AMD have seen their GPU shipments increase by nearly 35% over this year, thanks to their Polaris-based graphics cards selling well. But that hasn’t translated into an increased market share – according to the latest Steam Hardware Survey it’s actually going in the opposite direction. Since last November AMD’s market share on Steam has dropped from 26.3% to 23.5%. That paints a pretty dismal picture for their GPUs and part of that is down to AMD’s software legacy.
“Why do you care about software? The number one reason is performance,” Makedon explained to us at the recent Crimson ReLive unveiling. “Stability is the unwritten rule. A decade ago we had issues with our stability and we would have game crashes and we lost a lot of customers because of that. So that’s why we kinda focused on stability as job one.”
Those decade-old issues still stick in the minds of PC gamers.
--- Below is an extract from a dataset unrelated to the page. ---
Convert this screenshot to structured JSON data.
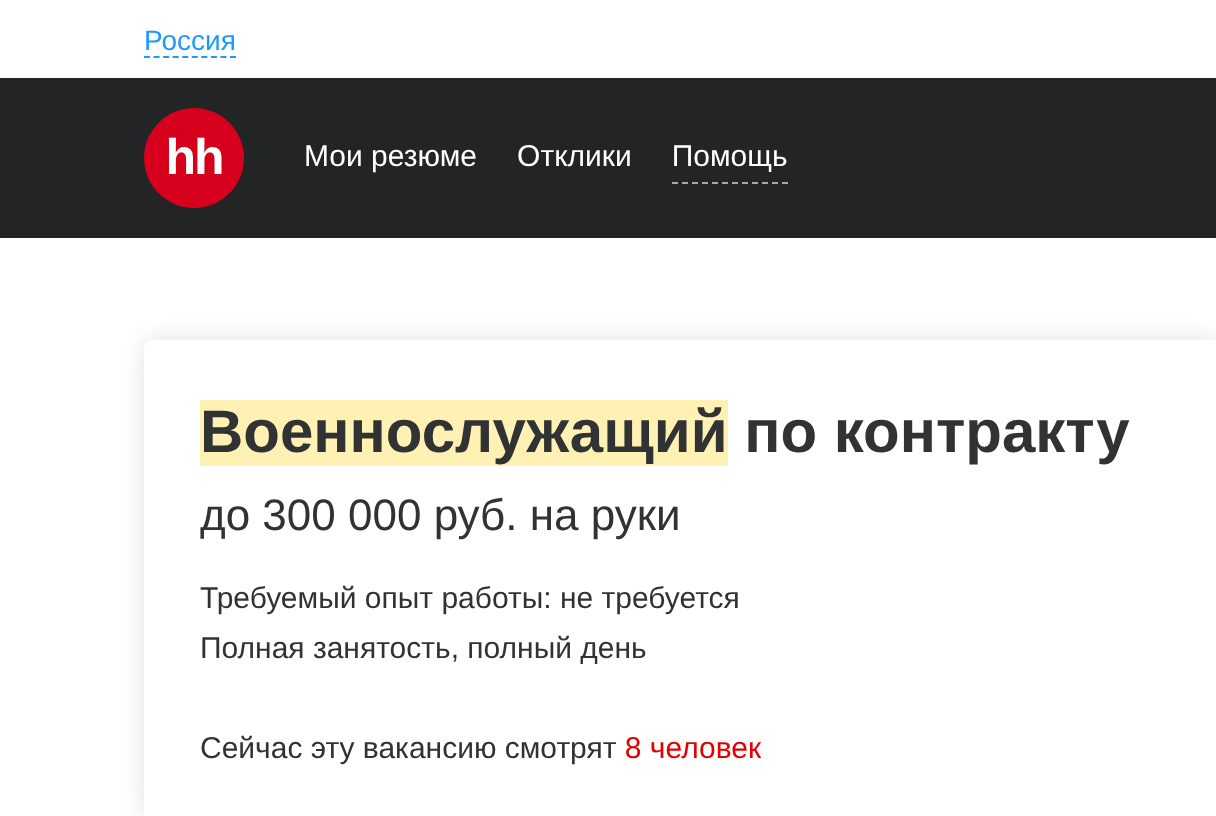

When I went live with our testing of the Crimson ReLive software update, for example, we received comments via social media still reflecting a general distrust of AMD’s drivers.
“Stability is something we need to nail, we need to control,” Makedon continued. “And by stability I mean when a game comes out not only are we highly optimised for it in terms of performance but we’ve tested the shit out of it and we know there’s no stability issue.”
“Performance was always kinda there but in the last two years I have seen our stability drastically increase, and the main point of that is the user satisfaction ratings. So I go on forums all the time and I constantly see the comments of “AMD drivers suck!” And the truth of the matter is that’s an Nvidia user that hasn’t touched our stuff for five to ten years.”
People actually using AMD’s driver software right now seem to be loving it. They give you the opportunity to have your say about the Radeon Settings application, and the software behind it, and it’s got a pretty unprecedented 4.5 out of 5 user approval rating, from around 85 million downloads. That’s good going for a company whose drivers are apparently so rubbish.
“I’ve never given any company a five because if you give a company a five that means you’ve done everything you can, don’t worry about it, you don’t need to improve,” said Makedon. “It’s really coming through from our users a 4.5 out of 5. I’m blown away.”
And when there are issues with driver support for new games AMD’s software team are on it in a flash. “We can get a hotfix out in one or two days,” said Makedon. “If it’s catastrophic, if it’s a bluescreen in a popular game, we’ll have a fix out in a few hours.”
Given that 57% of all gamers, PC and console combined, are using Radeon graphics silicon – and hence their driver stacks – they must be doing something right. But what are your experiences with AMD’s driver software, do they get a 4.5 out of 5 score from you?